Although the Lifebook SH771 from Fujitsu was officially announced about a week ago, we've now got a quick hands on with the new Ultrabook competitor from Fujitsu. You might wonder why we're not calling it an Ultrabook, as although most of the specifications and even the weight puts it in the Ultrabook category, Fujitsu has kitted out its Lifebook SH771 with standard Voltage mobile CPUs, something you won't be seeing in the Ultrabooks.

Although the Lifebook SH771 from Fujitsu was officially announced about a week ago, we've now got a quick hands on with the new Ultrabook competitor from Fujitsu. You might wonder why we're not calling it an Ultrabook, as although most of the specifications and even the weight puts it in the Ultrabook category, Fujitsu has kitted out its Lifebook SH771 with standard Voltage mobile CPUs, something you won't be seeing in the Ultrabooks.

The Lifebook SH771 is offered with two different CPU options – both dual core – namely the Core i5-2520M and the Core i7-2640M and all models rely on the Intel HD 3000 GPU for graphics. After that you're looking at either 4 or 8GB of RAM and for all but the top SKU, a 750GB 7,200rpm hard drive, whereas the top SKU has a 128GB SSD with encryption. All models have the same 13.3-inch screen with 1,366×768 resolution which is really the only feature that needs to get a major overhaul, especially as we're finally starting to see a move towards higher resolution displays in the thin and light market segment. We have to say that we were concerned about the extremely thin display though, but Fujitsu has made sure it'll last and we tried pushing the back of the screen with no apparent changes to the LCD unlike what you can see in many cheaper notebooks.
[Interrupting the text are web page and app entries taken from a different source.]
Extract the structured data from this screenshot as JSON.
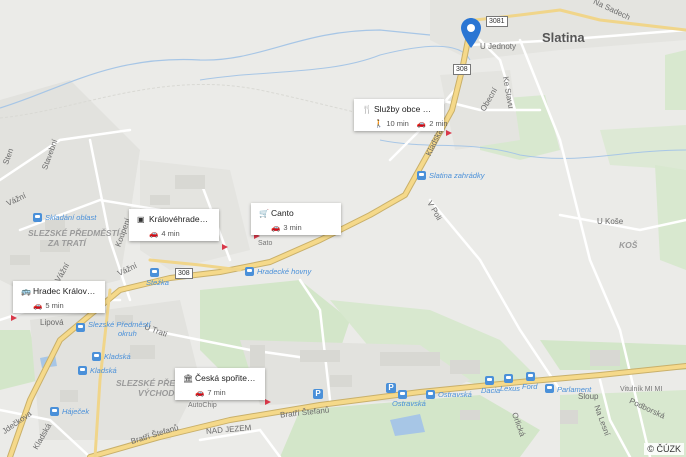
{
  "map": {
    "colors": {
      "background": "#ebebe8",
      "green": "#d3e6c9",
      "water": "#a7c6e6",
      "main_road": "#f5d98a",
      "minor_road": "#ffffff",
      "transit_blue": "#4a90d9",
      "pin_blue": "#2a75d3"
    },
    "towns": {
      "slatina": "Slatina"
    },
    "districts": {
      "slezske_predmesti_za_trati_1": "SLEZSKÉ PŘEDMĚSTÍ-",
      "slezske_predmesti_za_trati_2": "ZA TRATÍ",
      "slezske_predmesti_vychod_1": "SLEZSKÉ PŘEDM",
      "slezske_predmesti_vychod_2": "VÝCHOD",
      "kos": "KOŠ"
    },
    "streets": {
      "u_jednoty": "U Jednoty",
      "na_sadech": "Na Sadech",
      "ke_stavu": "Ke Stavu",
      "obecni": "Obecní",
      "kladska_n": "Kladská",
      "v_poli": "V Poli",
      "u_kose": "U Koše",
      "stavebni": "Stavební",
      "vazni_1": "Vážní",
      "vazni_2": "Vážní",
      "vazni_3": "Vážní",
      "koupeni": "Koupení",
      "lipova": "Lipová",
      "u_trati": "U Trati",
      "nad_jezem": "NAD JEZEM",
      "bratri_stefanu_1": "Bratří Štefanů",
      "bratri_stefanu_2": "Bratří Štefanů",
      "orlicka": "Orlická",
      "na_lesni": "Na Lesní",
      "podborska": "Podborská",
      "sloup": "Sloup",
      "jdeckova": "Jdečkova",
      "kladska_s": "Kladská",
      "stenice": "Sten"
    },
    "transit_stops": {
      "slatina_zahradky": "Slatina zahrádky",
      "skladacni_oblast": "Skladání oblast",
      "hradecke_hovny": "Hradecké hovny",
      "stezka": "Stežka",
      "slezske_predmesti_okruh_1": "Slezské Předměstí",
      "slezske_predmesti_okruh_2": "okruh",
      "kladska_1": "Kladská",
      "kladska_2": "Kladská",
      "hajecek": "Háječek",
      "ostravska_1": "Ostravská",
      "ostravska_2": "Ostravská",
      "dacia": "Dacia",
      "lexus": "Lexus",
      "ford": "Ford",
      "parlament": "Parlament"
    },
    "pois": {
      "sato": "Sato",
      "autochip": "AutoChip",
      "vitulnik": "Vitulník MI MI"
    },
    "road_numbers": {
      "r3081": "3081",
      "r308a": "308",
      "r308b": "308"
    },
    "parking_label": "P",
    "attribution": "© ČÚZK"
  },
  "places": [
    {
      "title": "Služby obce Holo...",
      "icon": "restaurant-icon",
      "walk": "10 min",
      "drive": "2 min"
    },
    {
      "title": "Canto",
      "icon": "shop-icon",
      "walk": "",
      "drive": "3 min"
    },
    {
      "title": "Královéhradecká ...",
      "icon": "building-icon",
      "walk": "",
      "drive": "4 min"
    },
    {
      "title": "Hradec Králové-Sl...",
      "icon": "bus-icon",
      "walk": "",
      "drive": "5 min"
    },
    {
      "title": "Česká spořitelna",
      "icon": "bank-icon",
      "walk": "",
      "drive": "7 min"
    }
  ]
}
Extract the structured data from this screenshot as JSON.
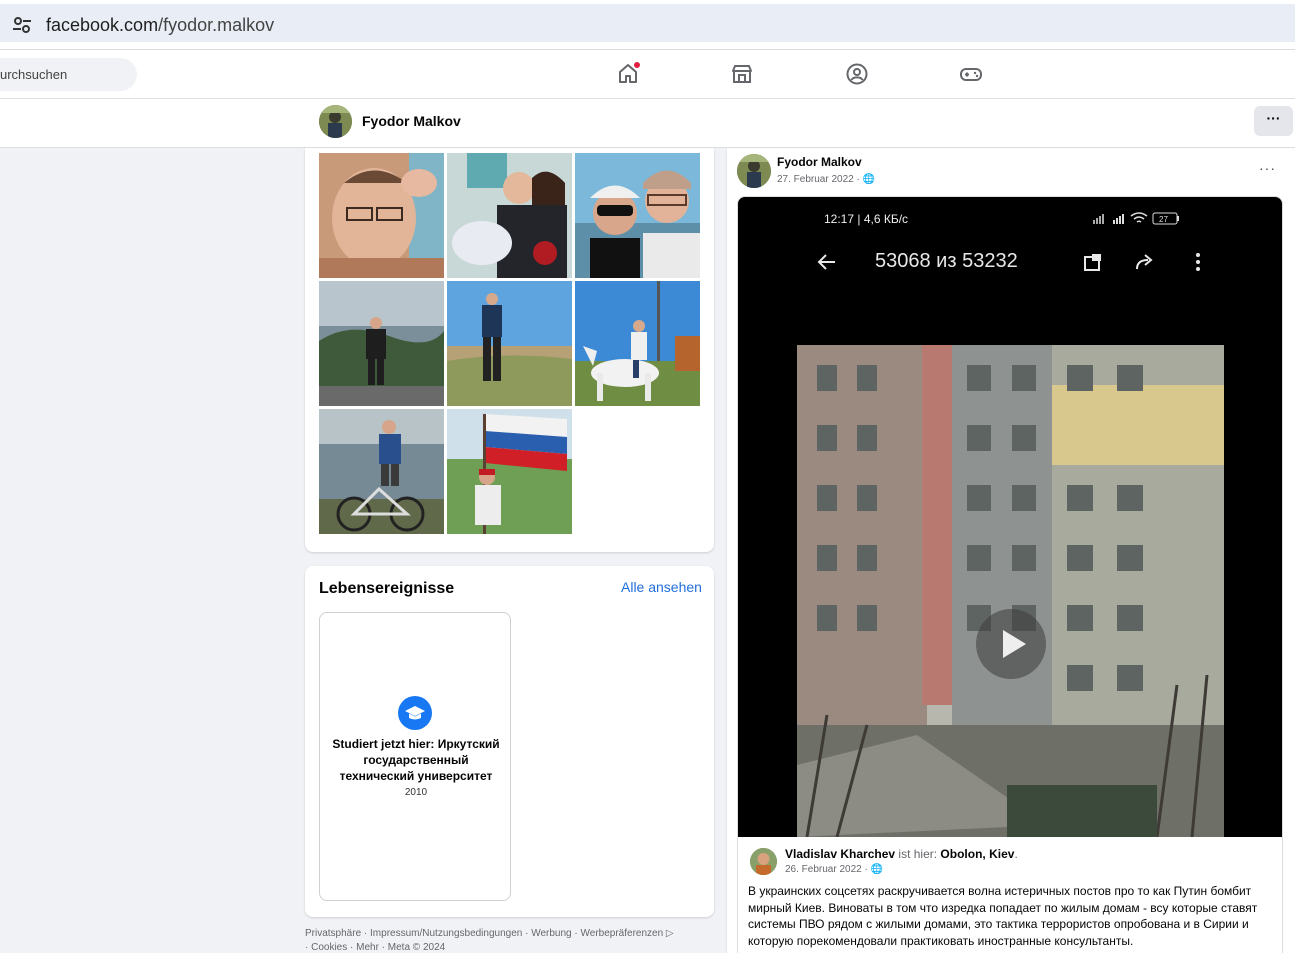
{
  "browser": {
    "url_domain": "facebook.com",
    "url_path": "/fyodor.malkov"
  },
  "nav": {
    "search_placeholder": "urchsuchen",
    "icons": [
      "home-icon",
      "marketplace-icon",
      "groups-icon",
      "gaming-icon"
    ],
    "home_notification": true
  },
  "profile": {
    "name": "Fyodor Malkov",
    "more_label": "···"
  },
  "photos": {
    "items": [
      "photo-1",
      "photo-2",
      "photo-3",
      "photo-4",
      "photo-5",
      "photo-6",
      "photo-7",
      "photo-8"
    ]
  },
  "life_events": {
    "title": "Lebensereignisse",
    "see_all": "Alle ansehen",
    "event_text": "Studiert jetzt hier: Иркутский государственный технический университет",
    "event_year": "2010",
    "event_icon": "graduation-cap-icon"
  },
  "footer": {
    "line1": "Privatsphäre · Impressum/Nutzungsbedingungen · Werbung · Werbepräferenzen ▷",
    "line2": "· Cookies · Mehr · Meta © 2024"
  },
  "post": {
    "author": "Fyodor Malkov",
    "date": "27. Februar 2022 · 🌐",
    "menu": "···",
    "video": {
      "status_time": "12:17 | 4,6 КБ/с",
      "battery": "27",
      "counter": "53068 из 53232"
    },
    "shared": {
      "author": "Vladislav Kharchev",
      "is_here": " ist hier: ",
      "place": "Obolon, Kiev",
      "period": ".",
      "date": "26. Februar 2022 · 🌐",
      "text": "В украинских соцсетях раскручивается волна истеричных постов про то как Путин бомбит мирный Киев. Виноваты в том что изредка попадает по жилым домам - всу которые ставят системы ПВО рядом с жилыми домами, это тактика террористов опробована и в Сирии и которую порекомендовали практиковать иностранные консультанты."
    }
  },
  "colors": {
    "accent": "#1877f2",
    "link": "#216fdb",
    "notification": "#e41e3f"
  }
}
Moving on we have the hot-swappable drive bay, a feature that ought to be standard on notebooks these days. The standard options here include either a DVD burner or a Blu-ray burner depending on the SKU and you also get a weight saver thrown in which really is just a small piece of plastic that covers the opening. Cost options include a secondary battery and strangely enough an LCOS based projector, although we weren't given any specifics of the projector. Fujitsu hasn't skimped on the connectivity options either with two USB 2.0 ports, one USB 3.0 port, Gigabit Ethernet, a D-sub and HDMI port, a pair of audio jacks, an SD card reader, Intel Centrino Advanced-N 6205 ABGN Wi-Fi and Bluetooth 3.0. You'll of course also find a webcam and as this is model is targeting the corporate market, a biometric fingerprint scanner and unusually these days, an Express Card 34 slot.

The keyboard is of the chiclet type and Fujitsu was making a big deal about its "bowl shaped" keys, although we can't say that we felt much difference during our brief time with the notebook. An unusual feature is the two-tone coloured keys though, which looks interesting but makes no actual difference in terms of usage. What we're not at all keen on is the trackpad, as not only is it much wider than its tall, but on the right hand side is Fujitsu's peculiar scroll area which is a small circle that otherwise works just like a regular track pad. On top of all that, the buttons are quite stiff and very clicky, as well as being in a rather uncomfortable position, as they're somewhat sunk into the notebook. This is the one major feature that spoils the overall impression of the SH771.

In terms of build quality the SH771 feels very robust and it's housed in a magnesium alloy chassis. One interesting feature that is worth mentioning is that Fujitsu kits out its notebooks with a dust filter, a feature that could potentially help extend the fan life and in turn the overall life of the notebook. So why are we calling this an Ultrabook contender? Well, with the weight saver fitted, the SSD equipped model weighs in at a mere 1.22kg, although the hard drive adds another 110g or so to this and the optical drive a further 110g or so, so with the optical drive and the hard drive we're hitting 1.44kg which is still very light for a notebook with a 35W TDP mobile CPU. The SH771 measures 316x223x16.6-23.2mm (WxDxH).

Apart from our gripe with the touch pad, the cost puts the Lifebook SH771 out of most people's reach, as the base model will set you back NT$55,800 (S$2,375), while moving up to the Core i7 increases the price to NT$62,800 (S$2,675), while the Core i7 model with 8GB of RAM and a Blu-ray drive is NT$69,800 (S$2,975) and finally swapping the mechanical drive for a solid state model puts the price at an eye wetting NT$79,800 (S$3,399). All models come with Windows 7 Professional, but that's hardly making them worth the asking price when you can have Toshiba's Portege R830 for far less and get near identical specifications.